6. Regarding the complainant’s second point the publication did not accept a breach of Clause 1. It stated that the police press release clearly said that he had been found guilty of “causing a child to watch a sexual act and engaging in sexual activity in the presence of a child”. The publication considered that this was sufficient justification for the article to report that the complainant had been found guilty of “forcing the child to watch sexual acts”.

7. The complainant did not accept the amendments to the online article and the proposed correction as a resolution to his complaint.

Relevant Code Provisions

Clause 1 (Accuracy)

i) The Press must take care not to publish inaccurate, misleading or distorted information or images, including headlines not supported by the text.

ii) A significant inaccuracy, misleading statement or distortion must be corrected, promptly and with due prominence, and — where appropriate — an apology published. In cases involving IPSO, due prominence should be as required by the regulator.

iii) A fair opportunity to reply to significant inaccuracies should be given, when reasonably called for.

iv) The Press, while free to editorialise and campaign, must distinguish clearly between comment, conjecture and fact.

Findings of the Committee

8. In regard to the first point, the newspaper accepted that it had been inaccurate to report that the complainant had “raped children”, as he had been found guilty of offences related to a single child. The publication said that the error resulted from a misreading of a police press report. The Committee considered that this amounted to a failure to take care not to publish inaccurate information, resulting in a breach of Clause 1(i). This was a headline claim and the article had been reporting on the complainant’s serious criminal convictions; as such, the inaccuracy was significant and required correction under the terms of Clause 1(ii).
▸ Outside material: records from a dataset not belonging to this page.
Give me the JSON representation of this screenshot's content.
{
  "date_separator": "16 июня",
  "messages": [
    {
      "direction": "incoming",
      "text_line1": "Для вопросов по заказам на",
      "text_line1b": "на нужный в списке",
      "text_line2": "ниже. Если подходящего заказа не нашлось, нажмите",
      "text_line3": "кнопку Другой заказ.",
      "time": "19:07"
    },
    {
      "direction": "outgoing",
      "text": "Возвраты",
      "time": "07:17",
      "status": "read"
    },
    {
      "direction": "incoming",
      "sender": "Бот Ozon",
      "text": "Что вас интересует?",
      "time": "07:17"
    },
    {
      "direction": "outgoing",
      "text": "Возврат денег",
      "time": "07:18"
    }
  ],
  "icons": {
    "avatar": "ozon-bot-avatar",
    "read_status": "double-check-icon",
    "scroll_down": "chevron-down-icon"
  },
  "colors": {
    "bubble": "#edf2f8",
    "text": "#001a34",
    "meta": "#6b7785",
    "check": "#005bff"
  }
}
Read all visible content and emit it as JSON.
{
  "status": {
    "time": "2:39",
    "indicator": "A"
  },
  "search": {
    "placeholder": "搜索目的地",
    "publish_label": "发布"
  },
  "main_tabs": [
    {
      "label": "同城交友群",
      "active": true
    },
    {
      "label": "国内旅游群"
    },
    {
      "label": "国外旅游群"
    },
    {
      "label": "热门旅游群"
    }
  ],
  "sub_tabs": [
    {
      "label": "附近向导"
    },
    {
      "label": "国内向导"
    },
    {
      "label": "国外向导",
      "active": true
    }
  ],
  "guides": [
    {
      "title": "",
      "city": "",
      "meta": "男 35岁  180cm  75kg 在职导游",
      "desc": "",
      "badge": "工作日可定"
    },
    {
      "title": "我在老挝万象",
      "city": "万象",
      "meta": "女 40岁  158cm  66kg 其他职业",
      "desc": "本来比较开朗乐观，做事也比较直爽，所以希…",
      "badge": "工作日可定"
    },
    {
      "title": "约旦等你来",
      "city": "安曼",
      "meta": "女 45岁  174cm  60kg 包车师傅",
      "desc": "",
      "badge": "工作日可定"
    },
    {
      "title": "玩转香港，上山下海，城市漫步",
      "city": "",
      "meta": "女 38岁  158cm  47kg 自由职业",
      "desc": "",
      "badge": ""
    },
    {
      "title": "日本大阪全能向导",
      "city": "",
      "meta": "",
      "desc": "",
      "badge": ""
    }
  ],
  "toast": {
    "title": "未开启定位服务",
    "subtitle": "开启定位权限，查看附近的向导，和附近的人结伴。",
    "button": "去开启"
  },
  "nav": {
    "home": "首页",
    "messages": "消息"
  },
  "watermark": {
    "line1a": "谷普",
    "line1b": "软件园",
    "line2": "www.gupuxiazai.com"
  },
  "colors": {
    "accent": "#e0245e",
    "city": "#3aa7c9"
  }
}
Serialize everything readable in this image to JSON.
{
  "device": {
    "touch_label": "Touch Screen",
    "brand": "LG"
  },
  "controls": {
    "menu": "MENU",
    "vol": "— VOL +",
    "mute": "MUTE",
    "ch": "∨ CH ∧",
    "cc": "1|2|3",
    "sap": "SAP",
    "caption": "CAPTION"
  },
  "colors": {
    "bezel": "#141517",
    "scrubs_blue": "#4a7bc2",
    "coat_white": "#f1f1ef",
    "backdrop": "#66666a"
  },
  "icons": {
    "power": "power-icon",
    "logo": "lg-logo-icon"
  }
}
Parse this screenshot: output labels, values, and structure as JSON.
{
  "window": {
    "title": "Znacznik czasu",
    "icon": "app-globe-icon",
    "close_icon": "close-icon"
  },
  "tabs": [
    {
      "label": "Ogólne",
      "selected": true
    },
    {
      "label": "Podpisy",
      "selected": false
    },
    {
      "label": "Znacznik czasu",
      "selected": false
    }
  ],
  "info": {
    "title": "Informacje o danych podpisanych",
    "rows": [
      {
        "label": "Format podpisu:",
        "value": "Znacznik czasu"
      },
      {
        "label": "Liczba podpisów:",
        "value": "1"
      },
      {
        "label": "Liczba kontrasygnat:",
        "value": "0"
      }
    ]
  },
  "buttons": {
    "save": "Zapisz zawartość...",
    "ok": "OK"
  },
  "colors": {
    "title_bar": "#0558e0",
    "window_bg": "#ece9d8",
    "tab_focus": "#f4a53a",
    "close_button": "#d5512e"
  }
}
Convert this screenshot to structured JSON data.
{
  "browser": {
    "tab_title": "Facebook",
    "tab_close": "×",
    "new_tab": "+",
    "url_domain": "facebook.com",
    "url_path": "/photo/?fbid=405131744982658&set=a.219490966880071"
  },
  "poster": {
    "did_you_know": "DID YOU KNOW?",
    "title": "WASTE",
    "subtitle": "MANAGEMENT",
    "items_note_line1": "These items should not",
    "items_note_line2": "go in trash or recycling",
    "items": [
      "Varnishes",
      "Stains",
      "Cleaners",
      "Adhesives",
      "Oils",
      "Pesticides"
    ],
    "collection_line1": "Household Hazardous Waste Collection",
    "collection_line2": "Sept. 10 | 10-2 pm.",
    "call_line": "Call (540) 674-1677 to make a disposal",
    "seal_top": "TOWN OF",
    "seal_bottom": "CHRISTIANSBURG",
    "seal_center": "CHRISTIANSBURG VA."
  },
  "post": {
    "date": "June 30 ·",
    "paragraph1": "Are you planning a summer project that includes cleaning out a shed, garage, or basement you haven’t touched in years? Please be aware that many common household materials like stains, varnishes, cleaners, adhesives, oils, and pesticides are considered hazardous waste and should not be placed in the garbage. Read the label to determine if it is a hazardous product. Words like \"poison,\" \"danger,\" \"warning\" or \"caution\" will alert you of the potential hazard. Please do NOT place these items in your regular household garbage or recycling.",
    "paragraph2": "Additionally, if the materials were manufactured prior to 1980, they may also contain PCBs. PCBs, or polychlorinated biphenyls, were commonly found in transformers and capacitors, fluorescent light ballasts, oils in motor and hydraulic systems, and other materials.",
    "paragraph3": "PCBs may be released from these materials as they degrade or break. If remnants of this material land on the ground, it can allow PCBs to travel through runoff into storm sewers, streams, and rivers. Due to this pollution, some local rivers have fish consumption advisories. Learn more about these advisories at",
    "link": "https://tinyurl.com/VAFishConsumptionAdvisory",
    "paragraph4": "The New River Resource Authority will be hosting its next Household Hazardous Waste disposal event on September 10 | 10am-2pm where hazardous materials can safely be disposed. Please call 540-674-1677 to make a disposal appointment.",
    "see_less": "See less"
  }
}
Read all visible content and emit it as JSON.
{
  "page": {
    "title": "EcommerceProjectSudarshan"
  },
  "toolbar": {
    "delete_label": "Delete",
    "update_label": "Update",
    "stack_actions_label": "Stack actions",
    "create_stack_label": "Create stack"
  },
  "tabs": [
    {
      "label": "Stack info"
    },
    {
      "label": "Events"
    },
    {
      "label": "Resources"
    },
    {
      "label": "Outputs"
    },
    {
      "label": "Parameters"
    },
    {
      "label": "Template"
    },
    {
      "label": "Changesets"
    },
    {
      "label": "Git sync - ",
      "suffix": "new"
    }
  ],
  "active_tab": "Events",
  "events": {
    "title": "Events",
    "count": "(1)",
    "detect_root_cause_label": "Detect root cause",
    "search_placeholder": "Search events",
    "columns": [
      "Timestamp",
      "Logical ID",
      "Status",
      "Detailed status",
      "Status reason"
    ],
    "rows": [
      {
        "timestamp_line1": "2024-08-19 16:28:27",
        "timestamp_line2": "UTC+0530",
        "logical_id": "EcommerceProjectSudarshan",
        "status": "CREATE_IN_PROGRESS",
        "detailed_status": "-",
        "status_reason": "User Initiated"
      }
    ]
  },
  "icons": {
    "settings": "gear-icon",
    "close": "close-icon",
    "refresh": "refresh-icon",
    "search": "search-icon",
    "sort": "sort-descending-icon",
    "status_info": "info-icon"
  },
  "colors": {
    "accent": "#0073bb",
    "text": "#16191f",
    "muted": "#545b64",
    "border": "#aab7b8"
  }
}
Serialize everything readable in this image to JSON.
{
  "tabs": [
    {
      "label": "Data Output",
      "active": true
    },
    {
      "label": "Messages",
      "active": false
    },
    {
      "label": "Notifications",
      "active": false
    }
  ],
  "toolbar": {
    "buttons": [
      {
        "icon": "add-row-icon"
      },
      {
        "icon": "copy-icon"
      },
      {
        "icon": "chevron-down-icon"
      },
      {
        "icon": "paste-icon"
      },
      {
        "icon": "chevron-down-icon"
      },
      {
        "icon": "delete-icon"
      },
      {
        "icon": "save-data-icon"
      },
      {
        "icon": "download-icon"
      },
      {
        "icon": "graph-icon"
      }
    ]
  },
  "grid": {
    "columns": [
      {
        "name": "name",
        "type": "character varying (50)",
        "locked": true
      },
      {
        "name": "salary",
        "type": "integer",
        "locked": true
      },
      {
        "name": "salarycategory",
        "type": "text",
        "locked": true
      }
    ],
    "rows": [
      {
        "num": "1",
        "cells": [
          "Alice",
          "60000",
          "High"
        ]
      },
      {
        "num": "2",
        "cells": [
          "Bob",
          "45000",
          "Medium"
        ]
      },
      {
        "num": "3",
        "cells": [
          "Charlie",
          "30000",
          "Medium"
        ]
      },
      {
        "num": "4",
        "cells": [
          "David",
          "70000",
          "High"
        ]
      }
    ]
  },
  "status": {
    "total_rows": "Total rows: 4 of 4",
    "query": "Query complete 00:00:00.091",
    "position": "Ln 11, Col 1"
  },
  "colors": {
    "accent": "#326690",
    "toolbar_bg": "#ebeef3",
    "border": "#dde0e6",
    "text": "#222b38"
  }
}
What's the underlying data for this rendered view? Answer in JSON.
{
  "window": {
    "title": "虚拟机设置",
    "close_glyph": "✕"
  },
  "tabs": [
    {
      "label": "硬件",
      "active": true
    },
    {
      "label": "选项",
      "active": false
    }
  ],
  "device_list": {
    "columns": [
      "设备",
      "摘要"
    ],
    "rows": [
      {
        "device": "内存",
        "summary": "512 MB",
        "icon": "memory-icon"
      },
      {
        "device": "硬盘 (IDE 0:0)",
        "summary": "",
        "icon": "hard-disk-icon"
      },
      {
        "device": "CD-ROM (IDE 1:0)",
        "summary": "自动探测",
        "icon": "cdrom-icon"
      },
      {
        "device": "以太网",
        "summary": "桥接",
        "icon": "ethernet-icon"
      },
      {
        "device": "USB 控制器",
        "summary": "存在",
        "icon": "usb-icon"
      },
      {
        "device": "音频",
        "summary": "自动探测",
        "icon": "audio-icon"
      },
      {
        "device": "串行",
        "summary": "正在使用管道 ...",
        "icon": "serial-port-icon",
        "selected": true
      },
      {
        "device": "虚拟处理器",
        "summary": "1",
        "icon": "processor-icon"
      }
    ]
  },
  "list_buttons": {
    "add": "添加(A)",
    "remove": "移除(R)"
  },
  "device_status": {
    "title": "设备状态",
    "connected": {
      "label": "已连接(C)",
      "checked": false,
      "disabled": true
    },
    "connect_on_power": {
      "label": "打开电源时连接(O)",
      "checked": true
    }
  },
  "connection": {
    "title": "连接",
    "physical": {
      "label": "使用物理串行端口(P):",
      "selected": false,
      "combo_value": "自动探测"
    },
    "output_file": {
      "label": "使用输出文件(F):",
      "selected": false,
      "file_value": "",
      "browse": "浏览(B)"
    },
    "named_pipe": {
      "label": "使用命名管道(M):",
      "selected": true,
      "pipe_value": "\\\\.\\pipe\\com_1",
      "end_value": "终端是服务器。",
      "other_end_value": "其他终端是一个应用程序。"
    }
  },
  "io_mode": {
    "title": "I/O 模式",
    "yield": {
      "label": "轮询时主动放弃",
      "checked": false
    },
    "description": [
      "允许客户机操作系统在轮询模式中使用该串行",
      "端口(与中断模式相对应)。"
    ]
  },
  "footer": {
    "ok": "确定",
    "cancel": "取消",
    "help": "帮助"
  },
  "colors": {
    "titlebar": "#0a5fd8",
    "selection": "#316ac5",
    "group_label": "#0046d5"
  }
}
9. The Committee considered the corrective action undertaken and, in the case of the print article, proposed, by the publication and assessed whether it had fulfilled its obligations to correct the inaccuracy promptly and with due prominence. The publication had amended the online article and published a footnote correction which identified the inaccuracy and set out the correct position. The amendment had been made shortly after publication on 14th May 2021, fulfilling the requirement of Clause 1 (ii) for due promptness. As the headline and article had been amended on the same day as it was published, the publication of a footnote correction represented due prominence on this occasion. The publication had also offered to publish a correction in print, appearing on page 2 in the Corrections and Clarifications column. This was sufficiently prominent as the original article had appeared on page 5. As such, there was no breach of Clause 1(ii).

10. The Committee considered that, where the offence involved a child and where the complainant had been found guilty of “causing a child to watch a sexual act”, it was not significantly inaccurate for the article to characterise this as “forcing”. The publication had made clear the offences for which the complainant had been convicted and his sentence, and had, therefore, taken sufficient care to not publish inaccurate, misleading or distorted information. There was no breach of Clause 1 on this point. 

Conclusions

11. The complaint was partially upheld under Clause 1.

Remedial Action Required

12. The published correction online put the correct position on record and was offered promptly and with due prominence. No further action was required.

13. The correction which was offered in print clearly put the correct position on record, and was offered promptly and with due prominence, and should now be published.


Date complaint received: 14/05/2021

Date complaint concluded by IPSO: 18/10/2021